some celebration; tomorrow would be paddling up towards Loch Eilt. We
had almost completed the Loch Shiel Moidart Canoe Circuit now. Our
campfire was left to burn down to embers and we decided to call it a
night. Safe from ticks on the sand we thought we were protected, but
what are these hopping things all over the beach? The whole beach and
now inside the TentTipis were these little hopping shrimp like things.
There’s nothing like being really tired and returning to your tent and
finding a load of beach hoppers making little hopping sounds on your
groundsheet. Sleep well…
Next day on the Loch Shiel Moidart Canoe circuit the first issue was
packing up the now extra heavy and damp as well as sand covered
TentTipis… It was a lot of fun I can assure you. Next issue was carrying
the canoes down to the low tide mark, which was now all the way down
past the beach and over the rocks.It wasn’t long before we were
paddling; a group of deer watched us float past as we made our way
slowly towards Loch Eilt. Before we could reach her waters lay another
set of challenges. We had to find the entrance to the River Ailort and
this was a bit tricky in low tide. Once we had reached the end of the
Loch we paddled the shallow waters and finally spotted the river
entrance, which signalled the start of first taste of uphill paddling…
As you can imagine it did not last long before we were out the canoe
lining up the river. It is great fun to battle the river, you are going
the opposite way to the flow and not even nature, and gravity can stop
you… It takes it out of you however so we stopped for a break just after
the river goes underneath the road bridge. Carrying on part walking,
part pulling and part slipping over until we reached the weir. Waist
deep in water, grinning like idiots pulling a canoe over a raging weir,
great fun but we got some dodgy looks from some local friendly
fishermen. We had almost completed the Loch Shiel Moidart Canoe
"Don't disturb the pools!"
Moving upwards again, bodies tired we set our gaze on a nasty waterfall
with steep banks either side. Time at this point was not on our side and
sadly this would be the end of our trip. To portage around would take
too long and with no clear return to the river from our point of view it
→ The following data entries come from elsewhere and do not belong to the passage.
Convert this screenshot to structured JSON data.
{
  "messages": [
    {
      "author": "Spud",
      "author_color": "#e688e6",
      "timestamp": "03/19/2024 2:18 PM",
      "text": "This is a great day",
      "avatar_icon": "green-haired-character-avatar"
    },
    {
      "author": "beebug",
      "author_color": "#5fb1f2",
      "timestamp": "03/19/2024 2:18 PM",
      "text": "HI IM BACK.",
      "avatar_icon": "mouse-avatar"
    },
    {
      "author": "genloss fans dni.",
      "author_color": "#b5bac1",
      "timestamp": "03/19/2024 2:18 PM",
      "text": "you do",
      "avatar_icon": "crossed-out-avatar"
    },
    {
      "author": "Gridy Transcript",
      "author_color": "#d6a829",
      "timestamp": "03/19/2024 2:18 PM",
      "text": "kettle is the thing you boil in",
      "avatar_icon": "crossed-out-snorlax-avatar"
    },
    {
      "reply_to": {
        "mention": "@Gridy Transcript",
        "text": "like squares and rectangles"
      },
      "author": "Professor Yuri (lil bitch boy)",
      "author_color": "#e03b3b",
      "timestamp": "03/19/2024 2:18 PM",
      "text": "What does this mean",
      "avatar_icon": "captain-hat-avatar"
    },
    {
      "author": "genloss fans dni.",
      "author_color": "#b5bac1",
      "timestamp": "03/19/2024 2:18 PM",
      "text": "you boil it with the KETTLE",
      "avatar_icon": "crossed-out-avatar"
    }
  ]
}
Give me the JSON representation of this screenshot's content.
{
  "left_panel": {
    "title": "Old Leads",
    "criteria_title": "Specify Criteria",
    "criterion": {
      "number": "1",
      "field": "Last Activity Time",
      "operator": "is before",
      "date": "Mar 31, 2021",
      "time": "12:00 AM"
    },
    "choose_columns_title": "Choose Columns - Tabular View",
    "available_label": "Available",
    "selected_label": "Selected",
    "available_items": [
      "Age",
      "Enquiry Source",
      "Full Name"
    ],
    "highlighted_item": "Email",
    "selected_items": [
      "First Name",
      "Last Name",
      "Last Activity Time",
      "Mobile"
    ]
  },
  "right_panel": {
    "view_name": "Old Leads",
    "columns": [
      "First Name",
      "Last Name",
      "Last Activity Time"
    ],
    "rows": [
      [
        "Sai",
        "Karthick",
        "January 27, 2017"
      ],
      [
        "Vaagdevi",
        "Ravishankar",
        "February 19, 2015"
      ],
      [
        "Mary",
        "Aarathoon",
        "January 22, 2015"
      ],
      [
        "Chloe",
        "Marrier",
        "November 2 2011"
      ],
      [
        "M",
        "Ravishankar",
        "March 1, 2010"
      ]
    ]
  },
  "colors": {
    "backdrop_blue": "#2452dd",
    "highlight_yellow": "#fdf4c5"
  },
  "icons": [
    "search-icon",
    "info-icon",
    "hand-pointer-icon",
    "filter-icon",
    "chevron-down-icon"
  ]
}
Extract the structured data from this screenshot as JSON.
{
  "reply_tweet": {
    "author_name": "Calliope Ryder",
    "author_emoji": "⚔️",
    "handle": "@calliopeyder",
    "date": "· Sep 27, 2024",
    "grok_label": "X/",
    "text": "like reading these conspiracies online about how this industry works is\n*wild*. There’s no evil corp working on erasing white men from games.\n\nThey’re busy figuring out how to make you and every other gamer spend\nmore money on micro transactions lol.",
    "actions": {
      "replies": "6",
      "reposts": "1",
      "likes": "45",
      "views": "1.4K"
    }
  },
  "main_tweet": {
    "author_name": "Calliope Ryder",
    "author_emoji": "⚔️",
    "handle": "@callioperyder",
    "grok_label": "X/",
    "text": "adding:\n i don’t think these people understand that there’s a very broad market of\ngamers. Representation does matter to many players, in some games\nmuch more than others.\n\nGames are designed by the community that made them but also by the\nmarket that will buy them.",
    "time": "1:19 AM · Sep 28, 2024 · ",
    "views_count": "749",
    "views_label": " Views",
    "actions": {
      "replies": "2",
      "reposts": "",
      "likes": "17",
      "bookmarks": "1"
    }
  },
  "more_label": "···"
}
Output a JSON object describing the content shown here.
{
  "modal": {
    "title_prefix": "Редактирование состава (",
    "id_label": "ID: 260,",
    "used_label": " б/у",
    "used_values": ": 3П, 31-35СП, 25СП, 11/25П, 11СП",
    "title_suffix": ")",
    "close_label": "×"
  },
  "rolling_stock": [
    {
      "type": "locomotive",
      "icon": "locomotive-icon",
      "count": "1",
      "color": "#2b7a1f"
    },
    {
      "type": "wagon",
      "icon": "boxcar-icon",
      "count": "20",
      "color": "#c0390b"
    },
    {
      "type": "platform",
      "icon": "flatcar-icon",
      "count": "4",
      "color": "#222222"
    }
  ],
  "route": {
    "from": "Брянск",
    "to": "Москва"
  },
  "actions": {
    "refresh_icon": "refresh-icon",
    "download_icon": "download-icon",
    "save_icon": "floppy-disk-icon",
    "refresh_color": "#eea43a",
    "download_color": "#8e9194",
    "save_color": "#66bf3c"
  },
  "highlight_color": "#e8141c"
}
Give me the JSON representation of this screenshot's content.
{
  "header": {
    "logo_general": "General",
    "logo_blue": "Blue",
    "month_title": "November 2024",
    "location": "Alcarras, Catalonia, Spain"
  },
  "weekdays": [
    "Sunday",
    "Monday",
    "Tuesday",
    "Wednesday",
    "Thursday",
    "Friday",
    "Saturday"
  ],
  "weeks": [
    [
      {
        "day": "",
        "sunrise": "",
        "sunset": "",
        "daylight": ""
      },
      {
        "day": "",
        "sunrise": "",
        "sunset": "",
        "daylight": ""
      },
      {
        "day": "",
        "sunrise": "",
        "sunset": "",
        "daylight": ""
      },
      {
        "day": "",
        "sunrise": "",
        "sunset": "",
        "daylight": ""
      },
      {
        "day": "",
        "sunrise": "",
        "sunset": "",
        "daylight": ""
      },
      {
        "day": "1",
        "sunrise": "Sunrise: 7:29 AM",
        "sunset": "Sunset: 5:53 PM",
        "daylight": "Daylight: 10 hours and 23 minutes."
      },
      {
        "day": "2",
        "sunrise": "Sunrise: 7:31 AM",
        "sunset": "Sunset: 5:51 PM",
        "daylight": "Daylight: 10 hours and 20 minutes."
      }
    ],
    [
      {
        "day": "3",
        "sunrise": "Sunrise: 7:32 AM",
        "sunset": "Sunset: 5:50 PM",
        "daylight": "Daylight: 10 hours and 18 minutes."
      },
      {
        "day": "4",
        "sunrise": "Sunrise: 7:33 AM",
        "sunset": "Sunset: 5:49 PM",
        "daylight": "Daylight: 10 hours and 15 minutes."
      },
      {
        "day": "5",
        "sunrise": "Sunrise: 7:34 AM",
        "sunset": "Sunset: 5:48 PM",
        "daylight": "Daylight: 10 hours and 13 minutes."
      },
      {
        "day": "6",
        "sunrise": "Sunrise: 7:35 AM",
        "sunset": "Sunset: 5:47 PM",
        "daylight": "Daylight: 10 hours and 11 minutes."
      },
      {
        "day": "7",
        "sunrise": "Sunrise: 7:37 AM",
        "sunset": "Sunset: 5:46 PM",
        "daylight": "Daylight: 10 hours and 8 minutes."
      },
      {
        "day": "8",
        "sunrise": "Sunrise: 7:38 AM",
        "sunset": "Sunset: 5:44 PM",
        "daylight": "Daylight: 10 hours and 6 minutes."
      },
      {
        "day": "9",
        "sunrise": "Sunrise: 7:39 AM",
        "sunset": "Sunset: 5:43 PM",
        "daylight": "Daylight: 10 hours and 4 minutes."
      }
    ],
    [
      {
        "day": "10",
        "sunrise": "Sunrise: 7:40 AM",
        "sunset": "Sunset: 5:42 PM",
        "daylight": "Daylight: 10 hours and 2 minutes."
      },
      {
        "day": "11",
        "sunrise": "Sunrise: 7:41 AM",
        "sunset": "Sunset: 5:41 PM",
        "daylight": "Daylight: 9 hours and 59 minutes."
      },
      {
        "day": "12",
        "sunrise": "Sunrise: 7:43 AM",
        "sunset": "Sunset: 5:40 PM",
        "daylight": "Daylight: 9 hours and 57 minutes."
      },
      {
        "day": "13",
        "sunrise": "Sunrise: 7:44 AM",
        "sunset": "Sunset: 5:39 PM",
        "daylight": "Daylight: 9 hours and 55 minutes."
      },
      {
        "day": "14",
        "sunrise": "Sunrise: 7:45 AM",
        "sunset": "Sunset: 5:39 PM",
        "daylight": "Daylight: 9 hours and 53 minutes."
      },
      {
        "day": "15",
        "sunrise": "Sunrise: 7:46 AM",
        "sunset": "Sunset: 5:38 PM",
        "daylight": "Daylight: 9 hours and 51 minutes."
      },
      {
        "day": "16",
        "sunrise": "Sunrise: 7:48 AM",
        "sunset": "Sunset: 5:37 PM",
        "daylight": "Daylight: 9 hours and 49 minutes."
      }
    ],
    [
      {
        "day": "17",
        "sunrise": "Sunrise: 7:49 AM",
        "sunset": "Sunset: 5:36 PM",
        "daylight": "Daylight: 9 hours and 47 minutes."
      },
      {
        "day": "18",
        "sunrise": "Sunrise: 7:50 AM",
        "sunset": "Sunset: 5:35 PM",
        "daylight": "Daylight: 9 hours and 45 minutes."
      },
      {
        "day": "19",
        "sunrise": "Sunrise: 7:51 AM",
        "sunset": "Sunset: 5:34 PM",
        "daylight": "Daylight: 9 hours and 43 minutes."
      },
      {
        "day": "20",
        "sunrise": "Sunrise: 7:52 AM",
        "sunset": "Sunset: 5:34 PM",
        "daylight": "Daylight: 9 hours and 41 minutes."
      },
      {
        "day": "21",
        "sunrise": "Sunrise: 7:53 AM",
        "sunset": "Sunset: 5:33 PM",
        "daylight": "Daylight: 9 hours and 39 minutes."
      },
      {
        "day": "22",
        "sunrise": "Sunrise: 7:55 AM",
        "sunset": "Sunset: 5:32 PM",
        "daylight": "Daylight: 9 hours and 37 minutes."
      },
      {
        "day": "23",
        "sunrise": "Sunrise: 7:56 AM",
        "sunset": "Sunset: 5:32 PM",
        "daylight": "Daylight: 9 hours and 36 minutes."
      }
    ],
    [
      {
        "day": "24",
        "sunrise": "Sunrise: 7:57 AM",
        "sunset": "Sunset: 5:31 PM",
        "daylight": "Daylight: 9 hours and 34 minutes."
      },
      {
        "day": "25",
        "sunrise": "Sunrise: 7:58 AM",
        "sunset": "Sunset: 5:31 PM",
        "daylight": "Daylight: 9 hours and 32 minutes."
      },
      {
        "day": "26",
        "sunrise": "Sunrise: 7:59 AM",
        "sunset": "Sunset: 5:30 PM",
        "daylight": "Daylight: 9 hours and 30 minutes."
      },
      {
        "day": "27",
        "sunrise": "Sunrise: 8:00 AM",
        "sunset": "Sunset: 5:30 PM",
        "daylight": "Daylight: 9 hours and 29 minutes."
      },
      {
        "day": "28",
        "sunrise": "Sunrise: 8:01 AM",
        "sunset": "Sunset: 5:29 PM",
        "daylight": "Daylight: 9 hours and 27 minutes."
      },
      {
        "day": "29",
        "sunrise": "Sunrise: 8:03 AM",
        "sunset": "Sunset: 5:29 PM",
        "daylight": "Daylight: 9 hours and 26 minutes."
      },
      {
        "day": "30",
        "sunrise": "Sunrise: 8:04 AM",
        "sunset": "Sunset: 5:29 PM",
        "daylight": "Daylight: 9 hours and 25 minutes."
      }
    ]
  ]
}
would potentially mean another portage further down too. After walking
up the river some way it was with heavy hearts we turned back and pulled
our canoes back to just past the weir we had crossed an hour ago.